Monday, July 20, 2009
Sometimes it can be difficult to find a non-fiction children's book that can be both educational and entertaining. And even then, most of these are typically about animals or nature. Finding one about an everyday household item is even more unusual. Meet the Day-Glo Brothers.
We are all familiar with the eye-popping greens, yellows and oranges that are created with daylight fluorescents. They appear on life jackets, running shoes, traffic cones, hunting vests, sports equipment and more. But have you ever wondered how this process works or how it was created?
Brothers Bob and Joe Switzer couldn't have been more different. Joe had his sights set on becoming a magician while Bob wanted to be a doctor. Bob's dreams were dashed in an accident at work, when he fell and hit his head, causing seizures and double vision. He began to help Joe expplore the possibilities of using fluorescence to jazz up his magic act. The Switzers built an ultraviolet lamp and started to experiment with chemicals to make glow-in-the-dark paints. These paints only showed up under ultraviolet light, but not in ordinary daylight.
Though trial and hard work, the brothers discovered a process to make those same paints glow in ordinary daylight too! Called "Day-Glo" these were in demand during World War II - used to send signals, mark water buoys, and to aid on lifeboats and aircraft carrier crews. After the war, day-glo colors were marketed to the general public and showed up in our everyday life.

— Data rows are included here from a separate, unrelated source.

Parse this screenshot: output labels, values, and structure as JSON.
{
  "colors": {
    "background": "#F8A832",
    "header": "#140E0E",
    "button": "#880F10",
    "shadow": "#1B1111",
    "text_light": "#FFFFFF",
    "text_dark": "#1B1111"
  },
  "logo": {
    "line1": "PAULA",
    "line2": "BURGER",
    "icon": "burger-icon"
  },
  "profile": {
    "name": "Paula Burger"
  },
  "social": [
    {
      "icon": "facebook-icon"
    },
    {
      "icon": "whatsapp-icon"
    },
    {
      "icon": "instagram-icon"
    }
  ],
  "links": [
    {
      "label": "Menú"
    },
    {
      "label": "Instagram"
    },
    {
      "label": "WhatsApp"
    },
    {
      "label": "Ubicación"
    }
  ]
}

Overall, an excellent and educational book in one package. Pair that with the brilliant and colorful illustrations from Tony Persiani and this is a great addition to your bookshelf. The small details make this a fascinating read, which makes a great story for kids of many ages.